Younger kids often don’t have all the tools to express themselves properly, and using art is a great way to get a window into what they’re going through in a way words often can’t.

Self-Expression

Animation gives children a chance to make something personal that represents their own ideas and embodies their own effort. Young adults don’t always have new and exciting ways to express themselves artistically. There’s writing and drawing, which are rather common, but they might not work for your child, and they might think of themselves as not-creative because of it. Why not give them something different to try? They might find it a better way to express their ideas.

Problem-Solving

Animation forces kids to consider the limitations of their materials, evaluate strategies for creating different visual effects, and plan ahead to achieve them. Animation requires planning and consideration for many aspects at once, and can improve both their technical and creative problem-solving skills like few other activities. If math isn’t striking a chord with your kid, try animation instead.

Collaboration

Animation is a great group project. It gives kids practice in agreeing on a goal, dividing up tasks, and communicating with each other to offer feedback, support, and insight.

This point might be more relevant to teaching animation in a classroom environment, but it applies to a group of siblings, or friends coming over. Try to get them to work on animating a scene together and you’d be surprised with what they can achieve as a team.

Technical Skills

Animation projects give the child experience interacting with technical tools, like cameras and editing software. It also gives them experience with audio/visual presentation in general. these skills are becoming more and more important in today’s YouTube/Instagram world and could help push your kids up the technical ladder.

So how do you introduce your kid to animation if you have no animation experience?

Great question! As you might have guessed – we already solved that problem by creating a MASSIVE course aimed at parents and teachers, and it will show you everything you need to know to teach your kids about animation.

It includes project files, print-outs, assignments, projects, and so much more!

And the best part is that we’ll include all the information for you to be able to talk about animation in a professional way, without the need to animate anything yourself. We’ll give you the theory, step by step, and you can take each lesson at a time and teach it to your student, without worrying about learning the entire art-form at once.

This isn’t for everyone

I know not every parent wants/can take the time and effort to get into a topic like animation and teach it to their kids, but if you are looking for a fun family activity that also has AMAZING benefits (both mental and social), I’d be happy to be your guide.

You asked for it

I keep getting emails from parents and teachers who ask me which of our courses they should get, or how can they teach their kids animation. I always referred them to our Animation Foundations course, or one of the software courses, but now there’s a solution that is tailor-made for them.

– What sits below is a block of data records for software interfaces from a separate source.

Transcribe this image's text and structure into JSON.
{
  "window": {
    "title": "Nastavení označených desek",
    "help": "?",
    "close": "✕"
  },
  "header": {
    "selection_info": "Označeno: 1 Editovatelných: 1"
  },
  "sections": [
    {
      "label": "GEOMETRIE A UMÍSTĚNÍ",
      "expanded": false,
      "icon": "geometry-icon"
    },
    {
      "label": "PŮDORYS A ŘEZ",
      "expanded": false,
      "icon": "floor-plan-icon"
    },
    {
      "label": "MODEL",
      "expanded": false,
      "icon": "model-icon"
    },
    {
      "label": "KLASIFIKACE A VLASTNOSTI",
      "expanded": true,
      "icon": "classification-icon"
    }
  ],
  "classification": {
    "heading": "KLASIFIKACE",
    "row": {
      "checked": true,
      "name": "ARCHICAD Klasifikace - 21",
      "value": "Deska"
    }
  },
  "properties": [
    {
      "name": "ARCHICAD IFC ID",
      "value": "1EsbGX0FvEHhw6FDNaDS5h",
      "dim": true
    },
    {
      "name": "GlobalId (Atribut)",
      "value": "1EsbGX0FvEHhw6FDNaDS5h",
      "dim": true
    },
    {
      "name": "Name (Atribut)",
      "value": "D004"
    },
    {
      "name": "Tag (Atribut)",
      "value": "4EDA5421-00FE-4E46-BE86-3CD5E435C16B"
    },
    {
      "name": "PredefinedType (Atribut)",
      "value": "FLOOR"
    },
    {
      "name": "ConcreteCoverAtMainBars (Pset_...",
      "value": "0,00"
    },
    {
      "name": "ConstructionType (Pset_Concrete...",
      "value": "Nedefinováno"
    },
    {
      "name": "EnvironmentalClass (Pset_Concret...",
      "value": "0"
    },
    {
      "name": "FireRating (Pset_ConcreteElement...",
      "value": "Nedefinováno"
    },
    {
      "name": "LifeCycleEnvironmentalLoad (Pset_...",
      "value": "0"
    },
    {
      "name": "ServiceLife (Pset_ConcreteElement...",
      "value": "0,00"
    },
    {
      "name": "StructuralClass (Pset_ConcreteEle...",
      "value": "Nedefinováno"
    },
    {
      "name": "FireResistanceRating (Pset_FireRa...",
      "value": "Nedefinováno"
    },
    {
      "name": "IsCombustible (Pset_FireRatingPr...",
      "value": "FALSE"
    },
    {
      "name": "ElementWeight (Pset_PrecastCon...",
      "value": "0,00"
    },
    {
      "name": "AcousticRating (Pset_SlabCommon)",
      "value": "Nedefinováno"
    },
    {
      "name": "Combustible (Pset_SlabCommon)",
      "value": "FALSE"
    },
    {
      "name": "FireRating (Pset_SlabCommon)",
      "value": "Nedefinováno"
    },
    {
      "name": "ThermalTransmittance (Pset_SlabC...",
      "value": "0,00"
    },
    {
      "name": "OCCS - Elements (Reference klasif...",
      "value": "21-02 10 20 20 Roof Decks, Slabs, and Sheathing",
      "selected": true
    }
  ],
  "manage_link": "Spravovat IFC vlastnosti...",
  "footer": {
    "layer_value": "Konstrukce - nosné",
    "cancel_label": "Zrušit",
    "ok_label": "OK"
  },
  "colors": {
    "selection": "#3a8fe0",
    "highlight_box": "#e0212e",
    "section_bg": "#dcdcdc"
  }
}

I’m very proud of this course. I believe kids should be exposed to animation from a young age, especially since it’s becoming more and more prominent in the world. More animated movies and TV shows come out than ever, and more jobs are created in the industry.

As a 15 year-old kid making stop-motion videos with my webcam and some clay, I could see how a course like this could affect a kid’s life. I hope you like it.